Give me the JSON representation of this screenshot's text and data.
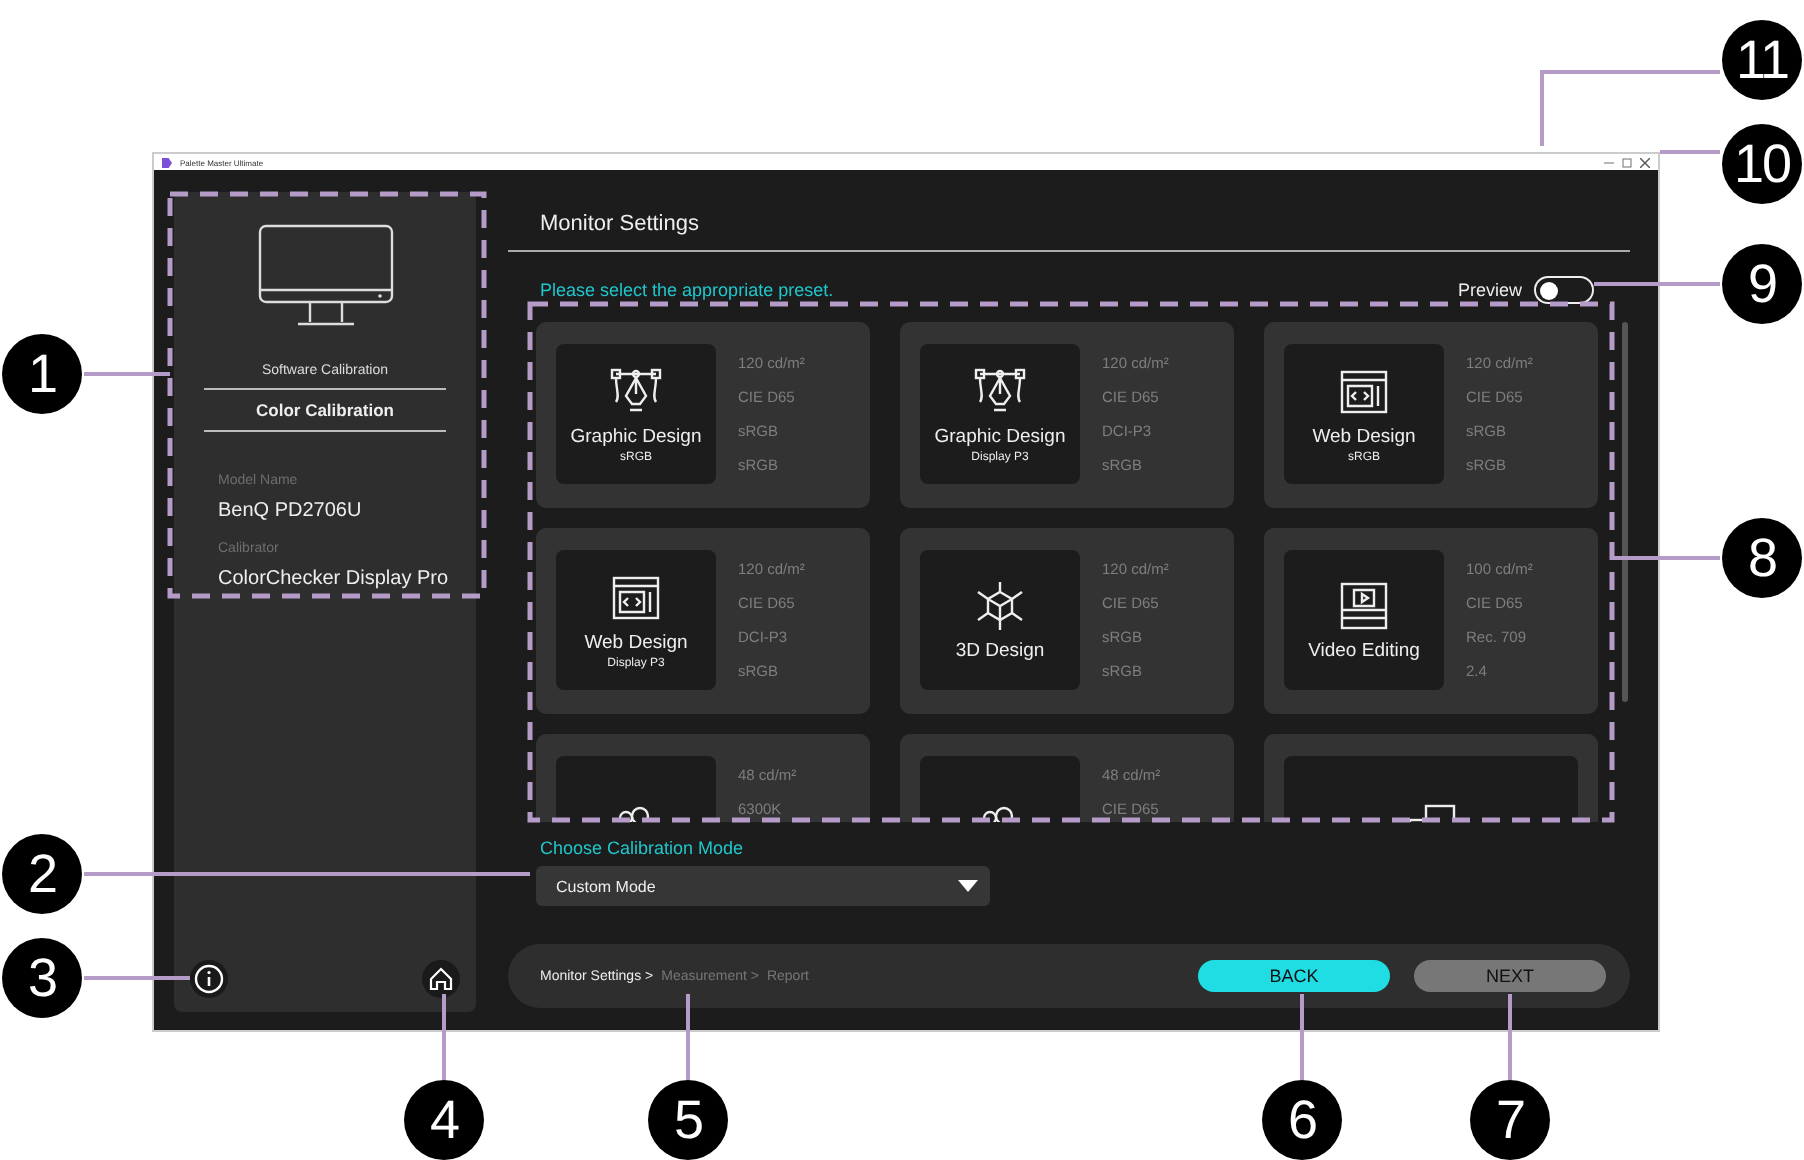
{
  "window": {
    "title": "Palette Master Ultimate"
  },
  "sidebar": {
    "mode_label": "Software Calibration",
    "mode_title": "Color Calibration",
    "model_label": "Model Name",
    "model_value": "BenQ PD2706U",
    "calibrator_label": "Calibrator",
    "calibrator_value": "ColorChecker Display Pro"
  },
  "header": {
    "title": "Monitor Settings",
    "prompt": "Please select the appropriate preset.",
    "preview": {
      "label": "Preview",
      "on": false
    }
  },
  "presets": [
    {
      "kind": "pen",
      "title": "Graphic Design",
      "subtitle": "sRGB",
      "specs": [
        "120 cd/m²",
        "CIE D65",
        "sRGB",
        "sRGB"
      ]
    },
    {
      "kind": "pen",
      "title": "Graphic Design",
      "subtitle": "Display P3",
      "specs": [
        "120 cd/m²",
        "CIE D65",
        "DCI-P3",
        "sRGB"
      ]
    },
    {
      "kind": "web",
      "title": "Web Design",
      "subtitle": "sRGB",
      "specs": [
        "120 cd/m²",
        "CIE D65",
        "sRGB",
        "sRGB"
      ]
    },
    {
      "kind": "web",
      "title": "Web Design",
      "subtitle": "Display P3",
      "specs": [
        "120 cd/m²",
        "CIE D65",
        "DCI-P3",
        "sRGB"
      ]
    },
    {
      "kind": "cube",
      "title": "3D Design",
      "specs": [
        "120 cd/m²",
        "CIE D65",
        "sRGB",
        "sRGB"
      ]
    },
    {
      "kind": "video",
      "title": "Video Editing",
      "specs": [
        "100 cd/m²",
        "CIE D65",
        "Rec. 709",
        "2.4"
      ]
    },
    {
      "kind": "camera",
      "specs": [
        "48 cd/m²",
        "6300K"
      ]
    },
    {
      "kind": "camera",
      "specs": [
        "48 cd/m²",
        "CIE D65"
      ]
    },
    {
      "kind": "screens"
    }
  ],
  "calibration_mode": {
    "label": "Choose Calibration Mode",
    "value": "Custom Mode"
  },
  "breadcrumb": [
    {
      "label": "Monitor Settings >",
      "selected": true
    },
    {
      "label": "Measurement >",
      "selected": false
    },
    {
      "label": "Report",
      "selected": false
    }
  ],
  "buttons": [
    {
      "label": "BACK",
      "disabled": false
    },
    {
      "label": "NEXT",
      "disabled": true
    }
  ],
  "callouts": [
    "11",
    "10",
    "9",
    "1",
    "8",
    "2",
    "3",
    "4",
    "5",
    "6",
    "7"
  ]
}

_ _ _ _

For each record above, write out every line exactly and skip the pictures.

Give me the JSON representation of this screenshot's text and data.
{
  "window": {
    "title": "Palette Master Ultimate"
  },
  "sidebar": {
    "mode_label": "Software Calibration",
    "mode_title": "Color Calibration",
    "model_label": "Model Name",
    "model_value": "BenQ PD2706U",
    "calibrator_label": "Calibrator",
    "calibrator_value": "ColorChecker Display Pro"
  },
  "header": {
    "title": "Monitor Settings",
    "prompt": "Please select the appropriate preset.",
    "preview": {
      "label": "Preview",
      "on": false
    }
  },
  "presets": [
    {
      "kind": "pen",
      "title": "Graphic Design",
      "subtitle": "sRGB",
      "specs": [
        "120 cd/m²",
        "CIE D65",
        "sRGB",
        "sRGB"
      ]
    },
    {
      "kind": "pen",
      "title": "Graphic Design",
      "subtitle": "Display P3",
      "specs": [
        "120 cd/m²",
        "CIE D65",
        "DCI-P3",
        "sRGB"
      ]
    },
    {
      "kind": "web",
      "title": "Web Design",
      "subtitle": "sRGB",
      "specs": [
        "120 cd/m²",
        "CIE D65",
        "sRGB",
        "sRGB"
      ]
    },
    {
      "kind": "web",
      "title": "Web Design",
      "subtitle": "Display P3",
      "specs": [
        "120 cd/m²",
        "CIE D65",
        "DCI-P3",
        "sRGB"
      ]
    },
    {
      "kind": "cube",
      "title": "3D Design",
      "specs": [
        "120 cd/m²",
        "CIE D65",
        "sRGB",
        "sRGB"
      ]
    },
    {
      "kind": "video",
      "title": "Video Editing",
      "specs": [
        "100 cd/m²",
        "CIE D65",
        "Rec. 709",
        "2.4"
      ]
    },
    {
      "kind": "camera",
      "specs": [
        "48 cd/m²",
        "6300K"
      ]
    },
    {
      "kind": "camera",
      "specs": [
        "48 cd/m²",
        "CIE D65"
      ]
    },
    {
      "kind": "screens"
    }
  ],
  "calibration_mode": {
    "label": "Choose Calibration Mode",
    "value": "Custom Mode"
  },
  "breadcrumb": [
    {
      "label": "Monitor Settings >",
      "selected": true
    },
    {
      "label": "Measurement >",
      "selected": false
    },
    {
      "label": "Report",
      "selected": false
    }
  ],
  "buttons": [
    {
      "label": "BACK",
      "disabled": false
    },
    {
      "label": "NEXT",
      "disabled": true
    }
  ],
  "callouts": [
    "11",
    "10",
    "9",
    "1",
    "8",
    "2",
    "3",
    "4",
    "5",
    "6",
    "7"
  ]
}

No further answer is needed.